The worst case scenario happened twice this year.
I felt that way about Brexit and now Brexit part two has happened. Very terrible. I don’t know how it’s going to unfold. I'm scared. It makes me question all the things I thought were true.
While I've got a paintbrush in my hand, I'm thinking a thousand things.
I’ve got to write ten emails to those different dancers. I’ve got to speak to the fabricator that’s making my new sculpture and decide on a colour for the jesmonite that’s going to go in it. I’ve got to write to the people that run that football pitch where I want to do this new performance. And I’ve got to find ten boys who are up for doing the performance naked. It does drive me insane, actually.
I wanted to do anything but be an artist.
I’d been brought up around contemporary art and I found museums and galleries boring, and there was a sense of obligation. And then when I was about 17, I made a still-life painting that I loved, and it was like – ah, so you can do something you enjoy and that can be, you know, what you do in your life. So I did that.
I’m a ferocious attention seeker
but absolutely crippled with shyness and insecurity at the same time. I get really, really nervous about performing in my works. I recently did a performance in New York at Jeffrey Deitch’s gallery. I was in it in a really minimal way – sitting on a subwoofer with my face painted like all the other performers. And I was so nervous, I can’t tell you. I felt debilitated with nerves.
One of my heroes is Bertolt Brecht
the German playwright. One of his priorities was that the audience should be entertained – but that people go home and talk about the work critically rather than just passively absorbing it. Very often I find that if a work is hyper aware of its own serious criticality, that basically means it’s going to be incredibly boring. For me, it’s really important that the viewer is rewarded for their investment. Criticality and entertainingness do not need necessarily to be mutually exclusive.
“Collaboration” is misused.
I use the analogy of a soup or a sandwich. If you can see all the different layers and you can say, oh the cheese is mine, the lettuce is hers, the tomato is his, that is not a collaboration. But if it’s all messed up together like a soup, and you can’t distinguish between the contributions, that is a collaboration. I do both.
I’m 100% not a morning person.
Absolutely hate it. It takes me a few hours to become Eddie… I stole that line from A Single Man. I often work late.
A collective spirit is an important thing.

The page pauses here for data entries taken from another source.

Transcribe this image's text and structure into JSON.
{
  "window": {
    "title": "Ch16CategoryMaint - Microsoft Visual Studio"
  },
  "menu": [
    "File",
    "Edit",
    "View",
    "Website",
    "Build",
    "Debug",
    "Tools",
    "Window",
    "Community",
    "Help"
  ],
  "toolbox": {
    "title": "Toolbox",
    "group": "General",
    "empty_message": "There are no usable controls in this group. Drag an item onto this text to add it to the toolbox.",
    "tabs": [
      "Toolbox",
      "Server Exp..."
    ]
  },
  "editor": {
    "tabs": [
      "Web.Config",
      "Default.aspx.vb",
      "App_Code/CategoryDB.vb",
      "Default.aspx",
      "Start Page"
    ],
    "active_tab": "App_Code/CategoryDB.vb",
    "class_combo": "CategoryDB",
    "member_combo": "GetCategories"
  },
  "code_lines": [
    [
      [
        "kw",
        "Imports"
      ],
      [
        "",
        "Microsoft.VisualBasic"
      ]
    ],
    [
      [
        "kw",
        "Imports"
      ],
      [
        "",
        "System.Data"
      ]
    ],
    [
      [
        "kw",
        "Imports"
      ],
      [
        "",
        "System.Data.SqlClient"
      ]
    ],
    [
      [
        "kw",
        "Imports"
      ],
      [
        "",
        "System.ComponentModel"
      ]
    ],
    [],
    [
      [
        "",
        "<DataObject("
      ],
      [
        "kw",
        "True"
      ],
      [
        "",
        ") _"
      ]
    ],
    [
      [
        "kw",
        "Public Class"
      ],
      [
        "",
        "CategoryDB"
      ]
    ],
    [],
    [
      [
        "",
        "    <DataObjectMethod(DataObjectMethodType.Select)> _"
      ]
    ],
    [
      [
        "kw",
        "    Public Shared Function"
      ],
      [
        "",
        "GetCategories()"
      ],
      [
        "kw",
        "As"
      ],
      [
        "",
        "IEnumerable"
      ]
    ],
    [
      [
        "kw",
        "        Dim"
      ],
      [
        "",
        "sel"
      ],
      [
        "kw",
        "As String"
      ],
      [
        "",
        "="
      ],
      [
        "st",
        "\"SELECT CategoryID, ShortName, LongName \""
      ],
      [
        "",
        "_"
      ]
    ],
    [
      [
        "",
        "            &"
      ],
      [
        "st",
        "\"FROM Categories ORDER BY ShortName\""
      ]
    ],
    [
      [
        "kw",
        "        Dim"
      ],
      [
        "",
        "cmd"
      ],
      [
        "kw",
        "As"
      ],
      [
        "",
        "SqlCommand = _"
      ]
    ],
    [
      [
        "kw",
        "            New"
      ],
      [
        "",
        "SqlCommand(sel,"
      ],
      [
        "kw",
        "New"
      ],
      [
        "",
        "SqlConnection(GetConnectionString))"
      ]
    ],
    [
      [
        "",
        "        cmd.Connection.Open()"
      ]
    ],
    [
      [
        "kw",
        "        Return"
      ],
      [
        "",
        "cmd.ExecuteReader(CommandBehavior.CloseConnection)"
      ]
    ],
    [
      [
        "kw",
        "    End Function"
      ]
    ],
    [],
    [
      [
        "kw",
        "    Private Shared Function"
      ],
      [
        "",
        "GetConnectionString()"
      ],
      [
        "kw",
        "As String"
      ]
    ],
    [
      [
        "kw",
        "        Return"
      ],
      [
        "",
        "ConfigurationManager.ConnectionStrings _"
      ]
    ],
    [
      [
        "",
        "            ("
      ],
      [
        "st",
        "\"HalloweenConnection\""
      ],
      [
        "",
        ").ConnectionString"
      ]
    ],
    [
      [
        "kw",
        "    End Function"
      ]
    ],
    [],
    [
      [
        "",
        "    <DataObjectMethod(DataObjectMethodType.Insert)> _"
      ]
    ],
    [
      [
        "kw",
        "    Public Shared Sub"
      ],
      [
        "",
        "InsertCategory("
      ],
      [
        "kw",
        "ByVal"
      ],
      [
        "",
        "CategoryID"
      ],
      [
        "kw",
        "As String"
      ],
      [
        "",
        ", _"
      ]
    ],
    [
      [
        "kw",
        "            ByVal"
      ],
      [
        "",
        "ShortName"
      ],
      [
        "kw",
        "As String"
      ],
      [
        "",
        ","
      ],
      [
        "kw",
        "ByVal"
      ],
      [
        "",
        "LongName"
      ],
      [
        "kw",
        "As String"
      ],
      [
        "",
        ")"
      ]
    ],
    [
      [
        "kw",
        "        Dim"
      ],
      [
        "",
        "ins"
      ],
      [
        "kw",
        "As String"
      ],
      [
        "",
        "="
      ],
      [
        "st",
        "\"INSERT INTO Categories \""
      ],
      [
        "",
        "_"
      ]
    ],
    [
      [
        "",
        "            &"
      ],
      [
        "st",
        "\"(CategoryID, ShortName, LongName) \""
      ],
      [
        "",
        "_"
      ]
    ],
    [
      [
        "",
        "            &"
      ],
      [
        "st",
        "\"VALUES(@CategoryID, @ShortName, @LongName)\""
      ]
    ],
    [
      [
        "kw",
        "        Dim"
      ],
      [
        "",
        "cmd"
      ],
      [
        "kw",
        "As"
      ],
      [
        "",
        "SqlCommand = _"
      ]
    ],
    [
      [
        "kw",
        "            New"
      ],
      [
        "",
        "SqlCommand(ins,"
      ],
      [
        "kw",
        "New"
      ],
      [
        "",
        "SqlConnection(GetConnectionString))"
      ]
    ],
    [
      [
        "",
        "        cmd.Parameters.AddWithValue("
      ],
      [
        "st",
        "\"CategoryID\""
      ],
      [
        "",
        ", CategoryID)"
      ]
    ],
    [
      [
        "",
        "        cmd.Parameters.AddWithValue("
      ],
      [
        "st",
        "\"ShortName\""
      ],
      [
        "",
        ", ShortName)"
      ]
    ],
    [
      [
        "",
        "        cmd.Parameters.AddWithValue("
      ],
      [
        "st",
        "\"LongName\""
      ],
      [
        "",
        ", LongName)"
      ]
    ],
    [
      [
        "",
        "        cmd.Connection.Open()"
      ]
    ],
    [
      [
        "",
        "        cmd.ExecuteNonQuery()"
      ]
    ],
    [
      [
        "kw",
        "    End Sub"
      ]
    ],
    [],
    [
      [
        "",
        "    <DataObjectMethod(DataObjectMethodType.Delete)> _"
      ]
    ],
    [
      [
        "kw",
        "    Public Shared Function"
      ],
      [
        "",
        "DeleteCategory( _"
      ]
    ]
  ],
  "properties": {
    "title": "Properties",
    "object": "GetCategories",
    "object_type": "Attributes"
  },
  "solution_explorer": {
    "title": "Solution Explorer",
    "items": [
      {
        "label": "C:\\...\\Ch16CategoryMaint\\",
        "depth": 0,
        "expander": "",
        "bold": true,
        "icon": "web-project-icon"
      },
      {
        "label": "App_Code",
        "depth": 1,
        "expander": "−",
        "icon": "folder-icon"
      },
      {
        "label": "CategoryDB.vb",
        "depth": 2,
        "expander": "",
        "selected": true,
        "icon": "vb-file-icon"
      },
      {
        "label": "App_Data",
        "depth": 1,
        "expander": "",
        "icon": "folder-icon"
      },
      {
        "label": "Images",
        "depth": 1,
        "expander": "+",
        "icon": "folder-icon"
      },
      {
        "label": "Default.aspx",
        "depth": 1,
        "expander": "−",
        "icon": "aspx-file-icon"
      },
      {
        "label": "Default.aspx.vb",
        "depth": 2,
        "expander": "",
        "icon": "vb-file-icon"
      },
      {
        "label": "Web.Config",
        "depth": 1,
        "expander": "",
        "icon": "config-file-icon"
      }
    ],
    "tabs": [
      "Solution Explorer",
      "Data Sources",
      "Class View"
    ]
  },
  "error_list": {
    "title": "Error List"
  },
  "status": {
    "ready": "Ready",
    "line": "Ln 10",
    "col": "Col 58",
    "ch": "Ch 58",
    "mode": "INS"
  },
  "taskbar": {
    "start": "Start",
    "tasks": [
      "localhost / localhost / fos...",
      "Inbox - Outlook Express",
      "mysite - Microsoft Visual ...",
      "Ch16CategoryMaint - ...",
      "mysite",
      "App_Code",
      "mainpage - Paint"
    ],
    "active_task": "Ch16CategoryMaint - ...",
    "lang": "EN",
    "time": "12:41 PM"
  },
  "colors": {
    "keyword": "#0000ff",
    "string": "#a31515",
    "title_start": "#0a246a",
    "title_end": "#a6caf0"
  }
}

The exhibition is the thing that excites me – it’s the moment that the work really comes alive. So when I left art school, I felt this great yearning to be exhibiting, and so my friends and I clubbed together and exhibited off our own steam in completely improvised venues. We’d get rooms above pubs, do a show there. I did a show in my own bedroom once.